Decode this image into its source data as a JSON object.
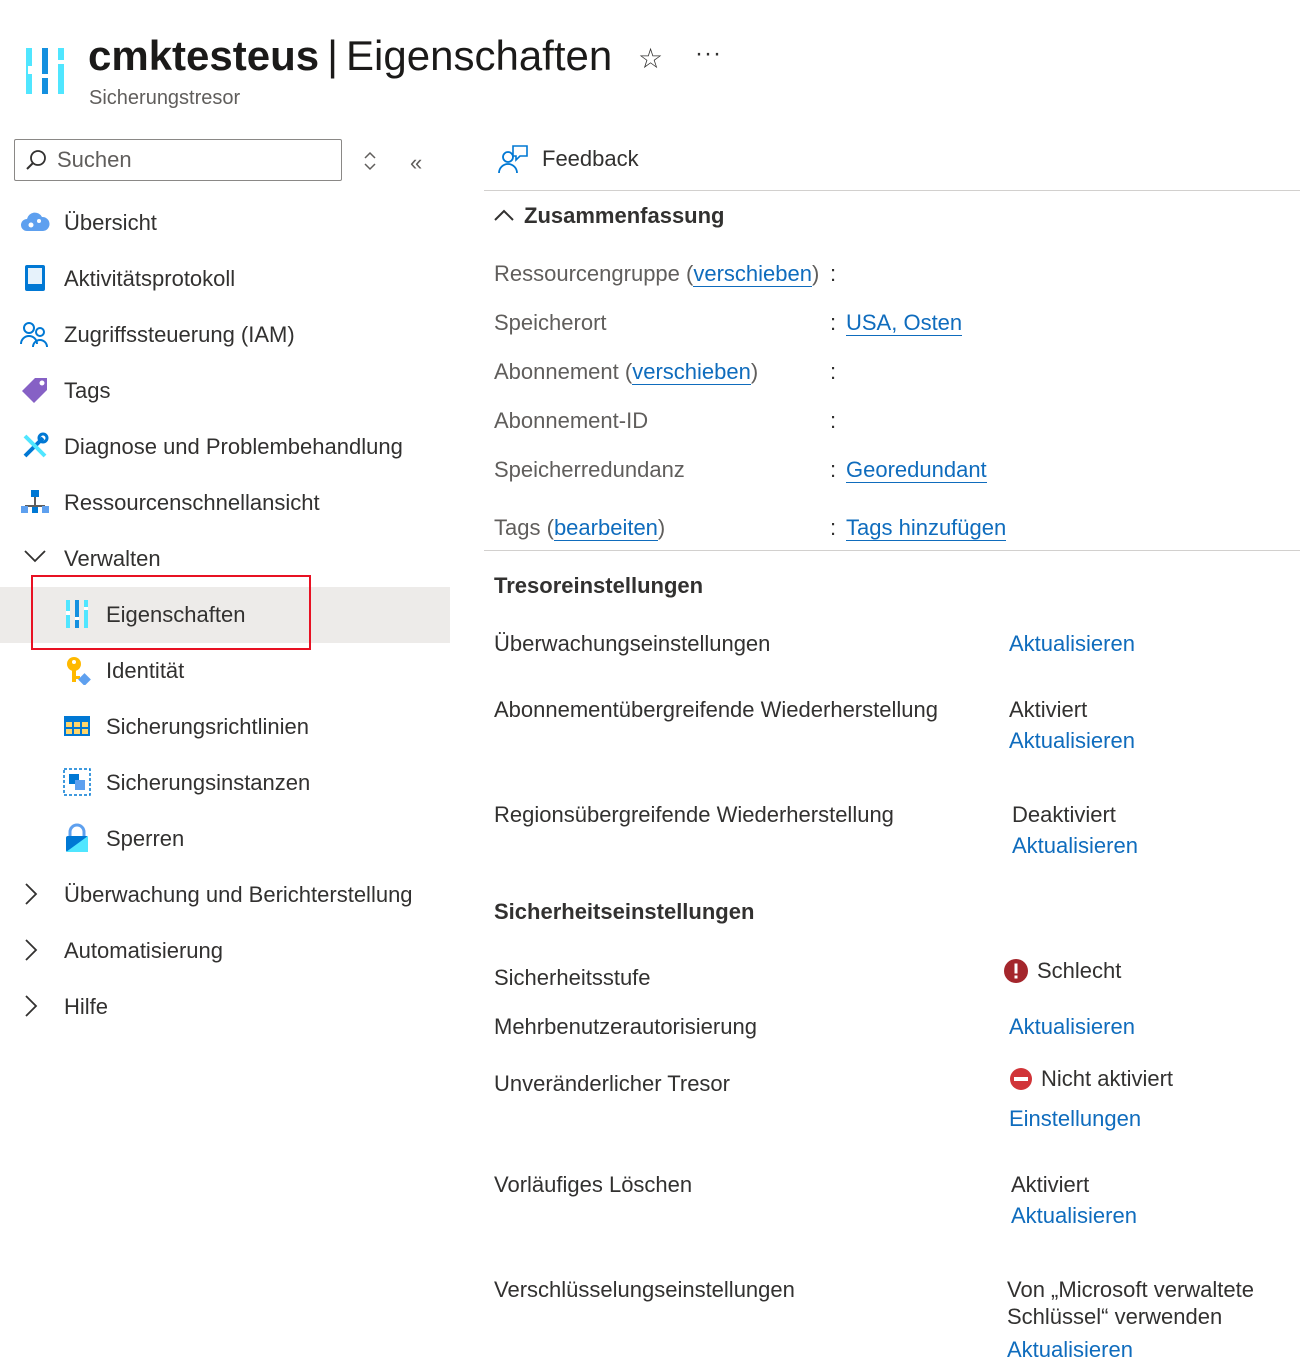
{
  "header": {
    "resource_name": "cmktesteus",
    "separator": "|",
    "page_title": "Eigenschaften",
    "subtitle": "Sicherungstresor",
    "favorite_icon": "star-icon",
    "more_label": "···"
  },
  "sidebar": {
    "search_placeholder": "Suchen",
    "items": [
      {
        "label": "Übersicht",
        "icon": "cloud-overview-icon"
      },
      {
        "label": "Aktivitätsprotokoll",
        "icon": "activity-log-icon"
      },
      {
        "label": "Zugriffssteuerung (IAM)",
        "icon": "people-icon"
      },
      {
        "label": "Tags",
        "icon": "tag-icon"
      },
      {
        "label": "Diagnose und Problembehandlung",
        "icon": "wrench-icon"
      },
      {
        "label": "Ressourcenschnellansicht",
        "icon": "hierarchy-icon"
      },
      {
        "label": "Verwalten",
        "expanded": true
      },
      {
        "label": "Eigenschaften",
        "icon": "properties-icon",
        "selected": true
      },
      {
        "label": "Identität",
        "icon": "key-icon"
      },
      {
        "label": "Sicherungsrichtlinien",
        "icon": "table-icon"
      },
      {
        "label": "Sicherungsinstanzen",
        "icon": "instances-icon"
      },
      {
        "label": "Sperren",
        "icon": "lock-icon"
      },
      {
        "label": "Überwachung und Berichterstellung",
        "expanded": false
      },
      {
        "label": "Automatisierung",
        "expanded": false
      },
      {
        "label": "Hilfe",
        "expanded": false
      }
    ]
  },
  "toolbar": {
    "feedback_label": "Feedback"
  },
  "summary": {
    "title": "Zusammenfassung",
    "rows": {
      "resource_group": {
        "label": "Ressourcengruppe",
        "action": "verschieben",
        "value": ""
      },
      "location": {
        "label": "Speicherort",
        "value": "USA, Osten"
      },
      "subscription": {
        "label": "Abonnement",
        "action": "verschieben",
        "value": ""
      },
      "subscription_id": {
        "label": "Abonnement-ID",
        "value": ""
      },
      "redundancy": {
        "label": "Speicherredundanz",
        "value": "Georedundant"
      },
      "tags": {
        "label": "Tags",
        "action": "bearbeiten",
        "value": "Tags hinzufügen"
      }
    }
  },
  "vault_settings": {
    "title": "Tresoreinstellungen",
    "monitoring": {
      "label": "Überwachungseinstellungen",
      "action": "Aktualisieren"
    },
    "cross_sub_restore": {
      "label": "Abonnementübergreifende Wiederherstellung",
      "status": "Aktiviert",
      "action": "Aktualisieren"
    },
    "cross_region_restore": {
      "label": "Regionsübergreifende Wiederherstellung",
      "status": "Deaktiviert",
      "action": "Aktualisieren"
    }
  },
  "security_settings": {
    "title": "Sicherheitseinstellungen",
    "security_level": {
      "label": "Sicherheitsstufe",
      "status": "Schlecht",
      "status_color": "#a4262c"
    },
    "mua": {
      "label": "Mehrbenutzerautorisierung",
      "action": "Aktualisieren"
    },
    "immutable": {
      "label": "Unveränderlicher Tresor",
      "status": "Nicht aktiviert",
      "status_color": "#d13438",
      "action": "Einstellungen"
    },
    "soft_delete": {
      "label": "Vorläufiges Löschen",
      "status": "Aktiviert",
      "action": "Aktualisieren"
    },
    "encryption": {
      "label": "Verschlüsselungseinstellungen",
      "status_line1": "Von „Microsoft verwaltete",
      "status_line2": "Schlüssel“ verwenden",
      "action": "Aktualisieren"
    }
  },
  "colors": {
    "link": "#0f6cbd",
    "selected_bg": "#edebe9",
    "highlight_border": "#e81123"
  }
}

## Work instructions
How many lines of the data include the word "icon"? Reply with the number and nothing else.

## Task result
12